Fitness is Chuck Prosser’s bread and butter.
Prosser, who runs Multisport Physical Therapy in the village of Liverpool, spends his days helping people overcome various injuries and ailments. In his spare time, the husband and father of three boys, ages 9, 6 and 4, participates in contests of endurance that might break a lesser man.
“I’ve run six marathons and three half-Ironmans,” Prosser said, “plus many smaller distance triathlons and running events.”
Prosser, who attended Utica College of Syracuse University, started running in college in the city’s famous Boilermaker race. He continued to run races and, after suffering from knee soreness, switched to cross training.
The next step, Prosser figured, was a full Ironman — a 2.4-mile swim, 112-mile bike ride and 26.2-mile run that must be completed in 17 hours.
“It was the next logical step in my progression of distances,” Prosser said.
He signed up for the Lake Placid event last year after spending the last several years as a volunteer and spectator with his wife, Jennifer.
“They put on an incredible show,” Prosser said. “It’s quite an experience to watch.”
Prosser chose to partake in the event after completing four marathons last year alone.
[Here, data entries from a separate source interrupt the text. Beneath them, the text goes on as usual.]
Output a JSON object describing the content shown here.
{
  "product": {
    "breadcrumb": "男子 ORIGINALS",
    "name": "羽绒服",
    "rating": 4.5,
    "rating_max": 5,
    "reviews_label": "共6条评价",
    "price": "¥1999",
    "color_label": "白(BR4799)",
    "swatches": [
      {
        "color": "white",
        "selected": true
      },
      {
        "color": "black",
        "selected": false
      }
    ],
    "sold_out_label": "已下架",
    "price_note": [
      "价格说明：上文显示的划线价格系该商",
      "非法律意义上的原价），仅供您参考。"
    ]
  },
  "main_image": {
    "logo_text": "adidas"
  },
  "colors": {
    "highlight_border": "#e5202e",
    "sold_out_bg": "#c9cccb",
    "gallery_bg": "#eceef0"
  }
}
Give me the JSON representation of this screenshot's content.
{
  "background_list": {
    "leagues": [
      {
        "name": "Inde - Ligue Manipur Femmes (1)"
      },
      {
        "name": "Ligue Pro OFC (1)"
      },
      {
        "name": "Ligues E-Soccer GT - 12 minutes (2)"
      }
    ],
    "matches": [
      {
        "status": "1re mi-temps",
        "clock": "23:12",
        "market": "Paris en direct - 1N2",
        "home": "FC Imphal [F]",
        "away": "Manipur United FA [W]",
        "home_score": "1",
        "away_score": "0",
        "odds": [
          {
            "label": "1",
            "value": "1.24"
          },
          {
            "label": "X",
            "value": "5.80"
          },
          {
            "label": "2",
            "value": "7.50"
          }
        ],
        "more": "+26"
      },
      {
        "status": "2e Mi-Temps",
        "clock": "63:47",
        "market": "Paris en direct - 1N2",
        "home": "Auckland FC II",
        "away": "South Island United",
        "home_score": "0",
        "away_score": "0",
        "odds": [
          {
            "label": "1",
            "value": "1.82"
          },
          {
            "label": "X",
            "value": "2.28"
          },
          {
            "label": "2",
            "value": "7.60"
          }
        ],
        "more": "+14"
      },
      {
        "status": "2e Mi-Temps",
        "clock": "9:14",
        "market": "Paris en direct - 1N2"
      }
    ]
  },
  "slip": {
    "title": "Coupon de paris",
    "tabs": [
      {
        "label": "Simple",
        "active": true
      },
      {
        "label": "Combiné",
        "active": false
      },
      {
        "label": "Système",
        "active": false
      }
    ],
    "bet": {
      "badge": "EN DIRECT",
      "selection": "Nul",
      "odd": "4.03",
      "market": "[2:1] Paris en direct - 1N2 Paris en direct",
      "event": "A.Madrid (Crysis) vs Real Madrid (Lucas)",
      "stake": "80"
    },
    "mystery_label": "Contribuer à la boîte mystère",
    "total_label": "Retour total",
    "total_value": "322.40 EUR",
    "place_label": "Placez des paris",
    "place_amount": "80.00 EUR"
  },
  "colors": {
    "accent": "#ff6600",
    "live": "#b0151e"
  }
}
“I was just in better shape,” Prosser said. “I felt like this was the year to do it.”
Despite being in the best shape of his life, Prosser still had to train for the event — and the training itself is enough to deter many.
“Many people think the training itself is insurmountable,” Prosser said. “But it’s not really. Typically, I would do two hours a day, four days a week of running, biking and swimming. That was during the week. So during the week, it’s not a huge time commitment.”
The weekends are a different story.
“That’s when the time really adds up,” Prosser said. “As the race approached, I’d add on time every weekend. But if you start early in the year, you can gradually build up to it so the distance increments weekend to weekend aren’t really that huge.”
Prosser also had the aid of the Central New York Triathlon Club, a local organization that provides resources for racers. Many club members joined Prosser in Lake Placid for the Ironman, and the group trained together weekly.
“In the winter, every weekend we’d do an indoor biking session here [at Multisport],” Prosser said. “Each person would bring in their bike and an indoor trainer to hold it in place and we’d just spend hours — up to four hours some days — just riding. We had a great camaraderie with that group.”
The training did have its costs. Time spent running or biking was time not spent with his wife and kids.
“It is a whole family commitment,” Prosser said. “There’s a lot of early morning training, a lot of weekends. One of the hardest things was balancing work, 15 hours of training a week and spending time with my family.”
All of that hard training paid off; on race day July 22, Prosser met his goal of completing the whole race in less than 14 hours. He crossed the finish line with a time of 13:29.
“And during each of the segments, I met or exceeded what I wanted to do,” Prosser said. “I felt good all day. I was able to run the whole marathon. Most people can do well on the swim and the bike, but by the time they get to the run they’re out of steam.”
Prosser said the race was just an extension of his training.
“When you go into one of these things, race day should be no different from your training sessions,” he said. “It’s a lot of trial and error to figure out what you need. It basically came down to knowing how much water, salt and sugar my body needed to keep going, and I learned it during training.”
A worthwhile experience
Prosser said he plans to use what he learned in training this year and keep it up — he’s running next year’s Lake Placid Ironman, too.
“It was a great experience,” he said. “I’ve already got my confirmation number for next year.”
The race has even helped his business. Prosser said he’s met a number people through racing, many of whom develop some sort of injury that requires therapy.
“If they get hurt and don’t know where to go, I can help them fine-tune their rehab,” Prosser said.
Prosser said he hopes to host a winter training program this year for those hoping to compete in next year’s race.
“We’ll take baseline measurements, set up training programs for them,” he said. “We can really optimize the winter months.”
Sarah Hall is the editor of the Eagle Star-Review and the Baldwinsville Messenger. The 2012 winner of the Syracuse Press Club’s Selwyn Kershaw Professional Standards Award, she has been with Eagle Newspapers since 2006. She is a Liverpool native.
Dec 12, 2017